Instructions for the task :: Copy out the records below exactly as they appear.

(Saved data entries)
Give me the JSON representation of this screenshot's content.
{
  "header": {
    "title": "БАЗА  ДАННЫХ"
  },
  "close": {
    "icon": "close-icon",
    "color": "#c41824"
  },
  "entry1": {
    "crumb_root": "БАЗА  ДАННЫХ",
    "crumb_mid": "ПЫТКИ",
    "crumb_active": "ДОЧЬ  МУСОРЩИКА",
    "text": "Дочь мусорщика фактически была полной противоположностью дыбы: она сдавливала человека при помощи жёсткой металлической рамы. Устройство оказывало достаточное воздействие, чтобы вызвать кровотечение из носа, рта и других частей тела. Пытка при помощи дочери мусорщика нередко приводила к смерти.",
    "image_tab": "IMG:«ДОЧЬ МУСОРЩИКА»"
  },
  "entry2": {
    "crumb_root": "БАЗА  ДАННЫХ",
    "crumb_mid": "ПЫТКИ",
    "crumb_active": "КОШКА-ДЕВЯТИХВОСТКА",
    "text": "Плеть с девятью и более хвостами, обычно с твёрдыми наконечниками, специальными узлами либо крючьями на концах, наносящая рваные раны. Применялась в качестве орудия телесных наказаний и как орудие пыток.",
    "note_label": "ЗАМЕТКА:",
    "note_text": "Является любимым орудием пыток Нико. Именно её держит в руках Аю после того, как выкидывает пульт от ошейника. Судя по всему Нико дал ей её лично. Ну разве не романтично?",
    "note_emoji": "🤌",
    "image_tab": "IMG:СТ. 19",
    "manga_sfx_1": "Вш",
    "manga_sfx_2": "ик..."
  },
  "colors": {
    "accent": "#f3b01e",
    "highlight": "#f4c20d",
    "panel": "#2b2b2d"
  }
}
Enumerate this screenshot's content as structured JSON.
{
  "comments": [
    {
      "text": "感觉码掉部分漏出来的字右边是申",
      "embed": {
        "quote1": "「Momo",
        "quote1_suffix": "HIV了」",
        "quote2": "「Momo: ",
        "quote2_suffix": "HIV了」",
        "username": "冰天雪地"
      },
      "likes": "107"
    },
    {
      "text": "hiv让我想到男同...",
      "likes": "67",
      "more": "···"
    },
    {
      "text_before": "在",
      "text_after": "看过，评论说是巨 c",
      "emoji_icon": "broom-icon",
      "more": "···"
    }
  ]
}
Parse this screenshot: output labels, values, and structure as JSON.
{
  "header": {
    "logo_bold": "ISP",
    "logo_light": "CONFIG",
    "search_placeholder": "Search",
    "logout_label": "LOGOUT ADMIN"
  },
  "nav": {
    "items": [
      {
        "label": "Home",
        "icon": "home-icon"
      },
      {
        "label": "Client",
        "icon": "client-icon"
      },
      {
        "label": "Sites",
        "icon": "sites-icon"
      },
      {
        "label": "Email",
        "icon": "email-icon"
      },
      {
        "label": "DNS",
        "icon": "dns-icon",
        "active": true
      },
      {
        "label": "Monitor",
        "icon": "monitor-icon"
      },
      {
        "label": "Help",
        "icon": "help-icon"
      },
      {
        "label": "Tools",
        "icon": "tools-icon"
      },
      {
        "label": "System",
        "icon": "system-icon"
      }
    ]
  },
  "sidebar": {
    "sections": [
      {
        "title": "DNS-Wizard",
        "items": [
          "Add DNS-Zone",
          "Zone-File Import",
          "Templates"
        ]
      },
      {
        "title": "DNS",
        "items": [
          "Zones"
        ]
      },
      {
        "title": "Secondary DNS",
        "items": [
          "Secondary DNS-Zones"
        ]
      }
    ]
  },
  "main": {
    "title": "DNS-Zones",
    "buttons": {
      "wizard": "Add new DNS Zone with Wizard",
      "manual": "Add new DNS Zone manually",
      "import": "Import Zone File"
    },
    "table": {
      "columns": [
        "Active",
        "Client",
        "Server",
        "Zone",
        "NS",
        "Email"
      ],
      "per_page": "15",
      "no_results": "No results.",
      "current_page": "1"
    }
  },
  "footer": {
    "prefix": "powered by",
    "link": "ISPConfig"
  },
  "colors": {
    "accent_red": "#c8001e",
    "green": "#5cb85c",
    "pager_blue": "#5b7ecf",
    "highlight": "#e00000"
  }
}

Written answer ::
Give me the JSON representation of this screenshot's content.
{
  "header": {
    "title": "БАЗА  ДАННЫХ"
  },
  "close": {
    "icon": "close-icon",
    "color": "#c41824"
  },
  "entry1": {
    "crumb_root": "БАЗА  ДАННЫХ",
    "crumb_mid": "ПЫТКИ",
    "crumb_active": "ДОЧЬ  МУСОРЩИКА",
    "text": "Дочь мусорщика фактически была полной противоположностью дыбы: она сдавливала человека при помощи жёсткой металлической рамы. Устройство оказывало достаточное воздействие, чтобы вызвать кровотечение из носа, рта и других частей тела. Пытка при помощи дочери мусорщика нередко приводила к смерти.",
    "image_tab": "IMG:«ДОЧЬ МУСОРЩИКА»"
  },
  "entry2": {
    "crumb_root": "БАЗА  ДАННЫХ",
    "crumb_mid": "ПЫТКИ",
    "crumb_active": "КОШКА-ДЕВЯТИХВОСТКА",
    "text": "Плеть с девятью и более хвостами, обычно с твёрдыми наконечниками, специальными узлами либо крючьями на концах, наносящая рваные раны. Применялась в качестве орудия телесных наказаний и как орудие пыток.",
    "note_label": "ЗАМЕТКА:",
    "note_text": "Является любимым орудием пыток Нико. Именно её держит в руках Аю после того, как выкидывает пульт от ошейника. Судя по всему Нико дал ей её лично. Ну разве не романтично?",
    "note_emoji": "🤌",
    "image_tab": "IMG:СТ. 19",
    "manga_sfx_1": "Вш",
    "manga_sfx_2": "ик..."
  },
  "colors": {
    "accent": "#f3b01e",
    "highlight": "#f4c20d",
    "panel": "#2b2b2d"
  }
}
Enumerate this screenshot's content as structured JSON.
{
  "comments": [
    {
      "text": "感觉码掉部分漏出来的字右边是申",
      "embed": {
        "quote1": "「Momo",
        "quote1_suffix": "HIV了」",
        "quote2": "「Momo: ",
        "quote2_suffix": "HIV了」",
        "username": "冰天雪地"
      },
      "likes": "107"
    },
    {
      "text": "hiv让我想到男同...",
      "likes": "67",
      "more": "···"
    },
    {
      "text_before": "在",
      "text_after": "看过，评论说是巨 c",
      "emoji_icon": "broom-icon",
      "more": "···"
    }
  ]
}
Parse this screenshot: output labels, values, and structure as JSON.
{
  "header": {
    "logo_bold": "ISP",
    "logo_light": "CONFIG",
    "search_placeholder": "Search",
    "logout_label": "LOGOUT ADMIN"
  },
  "nav": {
    "items": [
      {
        "label": "Home",
        "icon": "home-icon"
      },
      {
        "label": "Client",
        "icon": "client-icon"
      },
      {
        "label": "Sites",
        "icon": "sites-icon"
      },
      {
        "label": "Email",
        "icon": "email-icon"
      },
      {
        "label": "DNS",
        "icon": "dns-icon",
        "active": true
      },
      {
        "label": "Monitor",
        "icon": "monitor-icon"
      },
      {
        "label": "Help",
        "icon": "help-icon"
      },
      {
        "label": "Tools",
        "icon": "tools-icon"
      },
      {
        "label": "System",
        "icon": "system-icon"
      }
    ]
  },
  "sidebar": {
    "sections": [
      {
        "title": "DNS-Wizard",
        "items": [
          "Add DNS-Zone",
          "Zone-File Import",
          "Templates"
        ]
      },
      {
        "title": "DNS",
        "items": [
          "Zones"
        ]
      },
      {
        "title": "Secondary DNS",
        "items": [
          "Secondary DNS-Zones"
        ]
      }
    ]
  },
  "main": {
    "title": "DNS-Zones",
    "buttons": {
      "wizard": "Add new DNS Zone with Wizard",
      "manual": "Add new DNS Zone manually",
      "import": "Import Zone File"
    },
    "table": {
      "columns": [
        "Active",
        "Client",
        "Server",
        "Zone",
        "NS",
        "Email"
      ],
      "per_page": "15",
      "no_results": "No results.",
      "current_page": "1"
    }
  },
  "footer": {
    "prefix": "powered by",
    "link": "ISPConfig"
  },
  "colors": {
    "accent_red": "#c8001e",
    "green": "#5cb85c",
    "pager_blue": "#5b7ecf",
    "highlight": "#e00000"
  }
}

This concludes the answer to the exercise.